*Exercise instructions*.
Scan the entries below. Report each line where the string "취업연계" occurs.

*Data to process*.
Segment Open

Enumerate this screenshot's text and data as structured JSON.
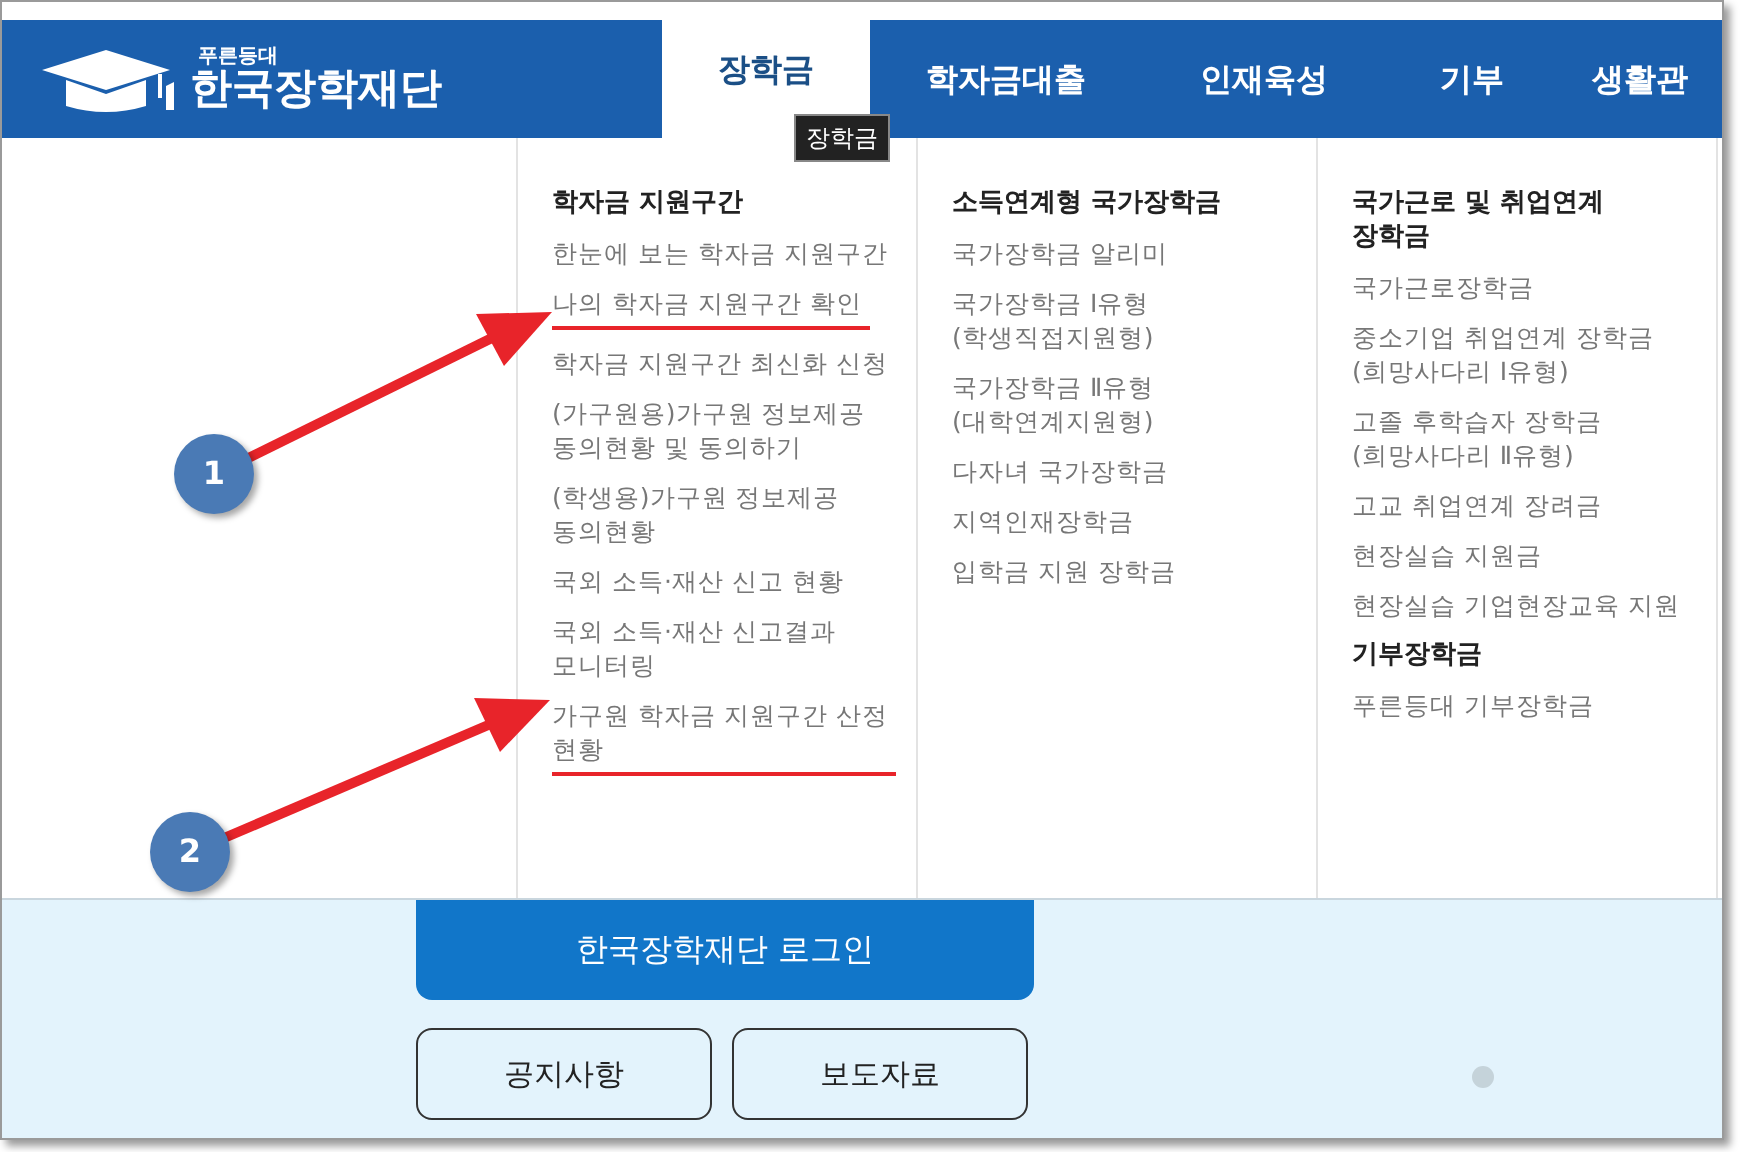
{
  "header": {
    "logo": {
      "tagline": "푸른등대",
      "name": "한국장학재단"
    },
    "nav": [
      {
        "label": "장학금",
        "selected": true
      },
      {
        "label": "학자금대출",
        "selected": false
      },
      {
        "label": "인재육성",
        "selected": false
      },
      {
        "label": "기부",
        "selected": false
      },
      {
        "label": "생활관",
        "selected": false
      }
    ],
    "tooltip": "장학금"
  },
  "menu": {
    "columns": [
      {
        "sections": [
          {
            "heading": "학자금 지원구간",
            "items": [
              {
                "label": "한눈에 보는 학자금 지원구간",
                "underlined": false
              },
              {
                "label": "나의 학자금 지원구간 확인",
                "underlined": true
              },
              {
                "label": "학자금 지원구간 최신화 신청",
                "underlined": false
              },
              {
                "label": "(가구원용)가구원 정보제공\n동의현황 및 동의하기",
                "underlined": false
              },
              {
                "label": "(학생용)가구원 정보제공\n동의현황",
                "underlined": false
              },
              {
                "label": "국외 소득·재산 신고 현황",
                "underlined": false
              },
              {
                "label": "국외 소득·재산 신고결과\n모니터링",
                "underlined": false
              },
              {
                "label": "가구원 학자금 지원구간 산정\n현황",
                "underlined": true
              }
            ]
          }
        ]
      },
      {
        "sections": [
          {
            "heading": "소득연계형 국가장학금",
            "items": [
              {
                "label": "국가장학금 알리미",
                "underlined": false
              },
              {
                "label": "국가장학금 Ⅰ유형\n(학생직접지원형)",
                "underlined": false
              },
              {
                "label": "국가장학금 Ⅱ유형\n(대학연계지원형)",
                "underlined": false
              },
              {
                "label": "다자녀 국가장학금",
                "underlined": false
              },
              {
                "label": "지역인재장학금",
                "underlined": false
              },
              {
                "label": "입학금 지원 장학금",
                "underlined": false
              }
            ]
          }
        ]
      },
      {
        "sections": [
          {
            "heading": "국가근로 및 취업연계\n장학금",
            "items": [
              {
                "label": "국가근로장학금",
                "underlined": false
              },
              {
                "label": "중소기업 취업연계 장학금\n(희망사다리 Ⅰ유형)",
                "underlined": false
              },
              {
                "label": "고졸 후학습자 장학금\n(희망사다리 Ⅱ유형)",
                "underlined": false
              },
              {
                "label": "고교 취업연계 장려금",
                "underlined": false
              },
              {
                "label": "현장실습 지원금",
                "underlined": false
              },
              {
                "label": "현장실습 기업현장교육 지원",
                "underlined": false
              }
            ]
          },
          {
            "heading": "기부장학금",
            "items": [
              {
                "label": "푸른등대 기부장학금",
                "underlined": false
              }
            ]
          }
        ]
      }
    ]
  },
  "annotations": [
    {
      "label": "1"
    },
    {
      "label": "2"
    }
  ],
  "login_button": "한국장학재단 로그인",
  "quick_buttons": [
    "공지사항",
    "보도자료"
  ]
}
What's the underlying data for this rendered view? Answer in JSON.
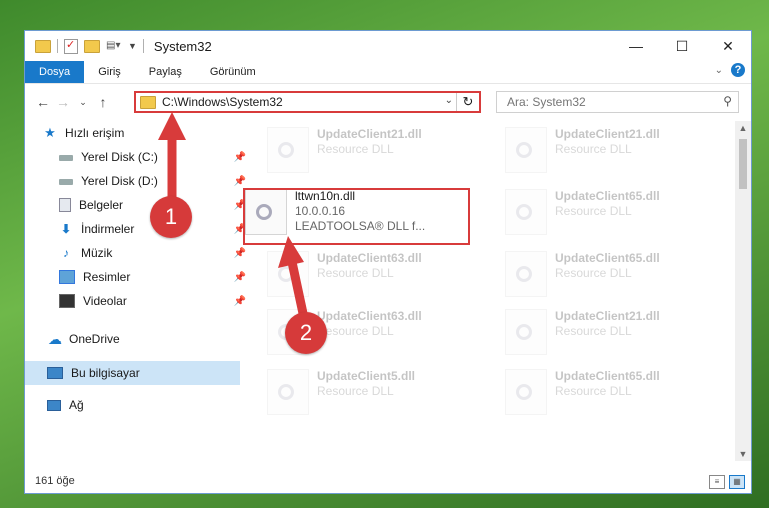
{
  "window": {
    "title": "System32",
    "controls": {
      "minimize": "—",
      "maximize": "☐",
      "close": "✕"
    }
  },
  "ribbon": {
    "tabs": [
      "Dosya",
      "Giriş",
      "Paylaş",
      "Görünüm"
    ],
    "active_tab": "Dosya"
  },
  "address": {
    "path": "C:\\Windows\\System32",
    "search_placeholder": "Ara: System32"
  },
  "sidebar": {
    "quick_access": "Hızlı erişim",
    "items": [
      {
        "label": "Yerel Disk (C:)",
        "icon": "drive-icon",
        "pinned": true
      },
      {
        "label": "Yerel Disk (D:)",
        "icon": "drive-icon",
        "pinned": true
      },
      {
        "label": "Belgeler",
        "icon": "documents-icon",
        "pinned": true
      },
      {
        "label": "İndirmeler",
        "icon": "downloads-icon",
        "pinned": true
      },
      {
        "label": "Müzik",
        "icon": "music-icon",
        "pinned": true
      },
      {
        "label": "Resimler",
        "icon": "pictures-icon",
        "pinned": true
      },
      {
        "label": "Videolar",
        "icon": "videos-icon",
        "pinned": true
      }
    ],
    "onedrive": "OneDrive",
    "this_pc": "Bu bilgisayar",
    "network": "Ağ"
  },
  "files": {
    "selected": {
      "name": "lttwn10n.dll",
      "version": "10.0.0.16",
      "description": "LEADTOOLSA® DLL f..."
    },
    "ghosts": [
      {
        "name": "UpdateClient21.dll",
        "type": "Resource DLL"
      },
      {
        "name": "UpdateClient21.dll",
        "type": "Resource DLL"
      },
      {
        "name": "UpdateClient65.dll",
        "type": "Resource DLL"
      },
      {
        "name": "UpdateClient63.dll",
        "type": "Resource DLL"
      },
      {
        "name": "UpdateClient65.dll",
        "type": "Resource DLL"
      },
      {
        "name": "UpdateClient63.dll",
        "type": "Resource DLL"
      },
      {
        "name": "UpdateClient21.dll",
        "type": "Resource DLL"
      },
      {
        "name": "UpdateClient5.dll",
        "type": "Resource DLL"
      },
      {
        "name": "UpdateClient65.dll",
        "type": "Resource DLL"
      }
    ]
  },
  "status": {
    "count": "161 öğe"
  },
  "annotations": {
    "step1": "1",
    "step2": "2",
    "color": "#d83b3b"
  }
}
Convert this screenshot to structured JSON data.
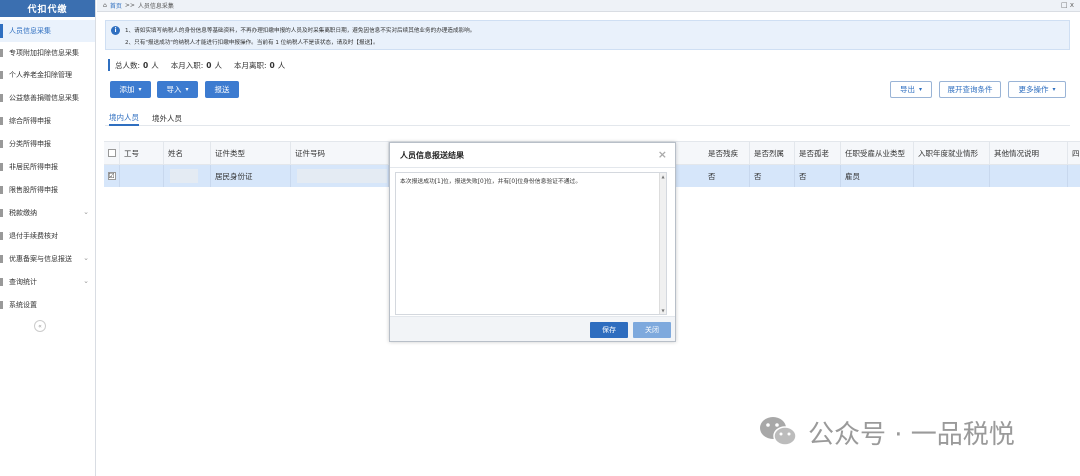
{
  "sidebar": {
    "title": "代扣代缴",
    "items": [
      {
        "label": "人员信息采集",
        "active": true
      },
      {
        "label": "专项附加扣除信息采集"
      },
      {
        "label": "个人养老金扣除管理"
      },
      {
        "label": "公益慈善捐赠信息采集"
      },
      {
        "label": "综合所得申报"
      },
      {
        "label": "分类所得申报"
      },
      {
        "label": "非居民所得申报"
      },
      {
        "label": "限售股所得申报"
      },
      {
        "label": "税款缴纳",
        "expandable": true
      },
      {
        "label": "退付手续费核对"
      },
      {
        "label": "优惠备案与信息报送",
        "expandable": true
      },
      {
        "label": "查询统计",
        "expandable": true
      },
      {
        "label": "系统设置"
      }
    ]
  },
  "topbar": {
    "home": "首页",
    "separator": ">>",
    "current": "人员信息采集",
    "controls": "□ x"
  },
  "notice": {
    "line1": "1、请如实填写纳税人的身份信息等基础资料，不再办理扣缴申报的人员及时采集离职日期，避免因信息不实对后续其他业务的办理造成影响。",
    "line2": "2、只有\"报送成功\"的纳税人才能进行扣缴申报操作。当前有 1 位纳税人不是该状态，请及时【报送】。"
  },
  "stats": {
    "total_label": "总人数:",
    "total_value": "0",
    "total_unit": "人",
    "in_label": "本月入职:",
    "in_value": "0",
    "in_unit": "人",
    "out_label": "本月离职:",
    "out_value": "0",
    "out_unit": "人"
  },
  "toolbar": {
    "add": "添加",
    "import": "导入",
    "submit": "报送",
    "export": "导出",
    "expand_query": "展开查询条件",
    "more": "更多操作"
  },
  "tabs": [
    "境内人员",
    "境外人员"
  ],
  "table": {
    "headers": [
      "工号",
      "姓名",
      "证件类型",
      "证件号码",
      "",
      "是否残疾",
      "是否烈属",
      "是否孤老",
      "任职受雇从业类型",
      "入职年度就业情形",
      "其他情况说明",
      "四"
    ],
    "rows": [
      {
        "checked": "☑",
        "job_no": "",
        "name": "",
        "id_type": "居民身份证",
        "id_no": "",
        "disabled": "否",
        "martyr": "否",
        "lonely_elder": "否",
        "employ_type": "雇员",
        "year_status": "",
        "other": ""
      }
    ]
  },
  "dialog": {
    "title": "人员信息报送结果",
    "message": "本次报送成功[1]位，报送失败[0]位，并有[0]位身份信息验证不通过。",
    "save": "保存",
    "close": "关闭",
    "save_color": "#2e6dbf",
    "close_color": "#7ea9dd"
  },
  "watermark": "公众号 · 一品税悦",
  "colors": {
    "accent": "#2f6fc0",
    "selected_row": "#d6e6fa"
  }
}
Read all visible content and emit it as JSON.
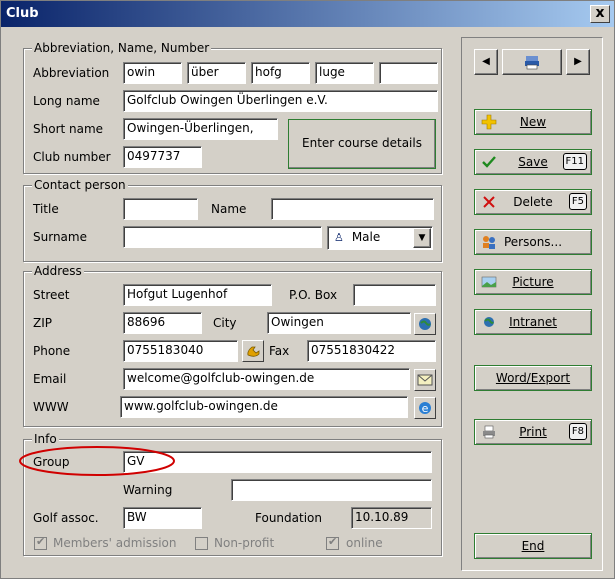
{
  "window": {
    "title": "Club",
    "close_glyph": "x"
  },
  "abbrev_group": {
    "legend": "Abbreviation, Name, Number",
    "abbrev_label": "Abbreviation",
    "abbrevs": [
      "owin",
      "über",
      "hofg",
      "luge",
      ""
    ],
    "longname_label": "Long name",
    "longname": "Golfclub Owingen Überlingen e.V.",
    "shortname_label": "Short name",
    "shortname": "Owingen-Überlingen,",
    "clubnum_label": "Club number",
    "clubnum": "0497737",
    "course_btn": "Enter course details"
  },
  "contact_group": {
    "legend": "Contact person",
    "title_label": "Title",
    "title_value": "",
    "name_label": "Name",
    "name_value": "",
    "surname_label": "Surname",
    "surname_value": "",
    "gender": "Male"
  },
  "address_group": {
    "legend": "Address",
    "street_label": "Street",
    "street": "Hofgut Lugenhof",
    "pobox_label": "P.O. Box",
    "pobox": "",
    "zip_label": "ZIP",
    "zip": "88696",
    "city_label": "City",
    "city": "Owingen",
    "phone_label": "Phone",
    "phone": "0755183040",
    "fax_label": "Fax",
    "fax": "07551830422",
    "email_label": "Email",
    "email": "welcome@golfclub-owingen.de",
    "www_label": "WWW",
    "www": "www.golfclub-owingen.de"
  },
  "info_group": {
    "legend": "Info",
    "group_label": "Group",
    "group_value": "GV",
    "warning_label": "Warning",
    "warning_value": "",
    "assoc_label": "Golf assoc.",
    "assoc_value": "BW",
    "foundation_label": "Foundation",
    "foundation_value": "10.10.89",
    "members_admission": "Members' admission",
    "nonprofit": "Non-profit",
    "online": "online"
  },
  "sidebar": {
    "new": "New",
    "save": "Save",
    "save_key": "F11",
    "delete": "Delete",
    "delete_key": "F5",
    "persons": "Persons...",
    "picture": "Picture",
    "intranet": "Intranet",
    "word_export": "Word/Export",
    "print": "Print",
    "print_key": "F8",
    "end": "End"
  },
  "colors": {
    "highlight_ellipse": "#d00000",
    "green_border": "#2e7d32",
    "title_bar": "#0a246a"
  }
}
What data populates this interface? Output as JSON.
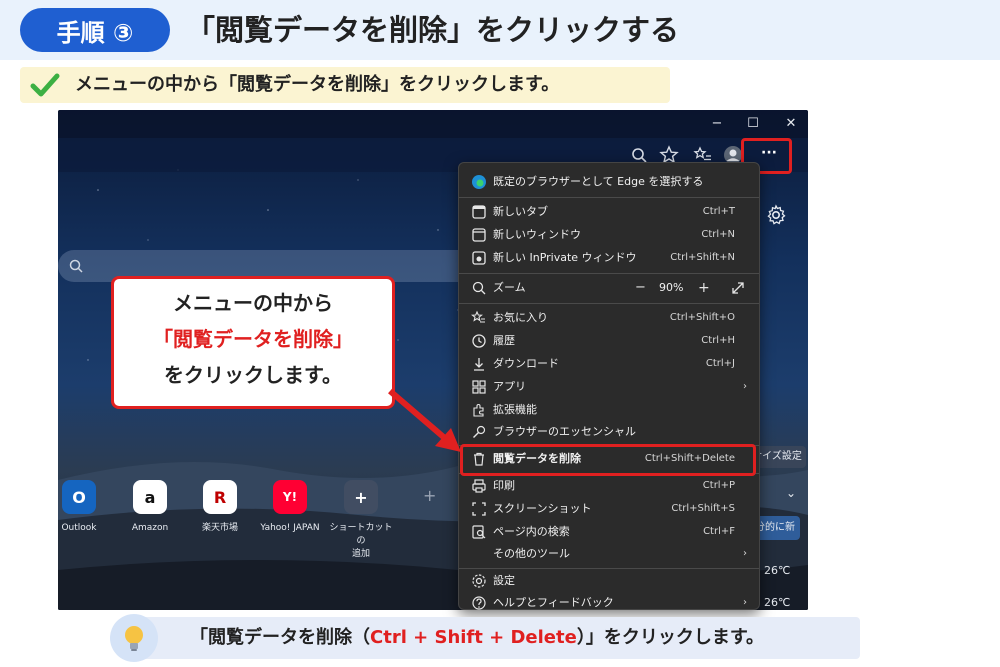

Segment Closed

*Answer below*.
            "heading": "국가근로 및 취업연계\n장학금",
                "label": "중소기업 취업연계 장학금\n(희망사다리 Ⅰ유형)",
                "label": "고교 취업연계 장려금",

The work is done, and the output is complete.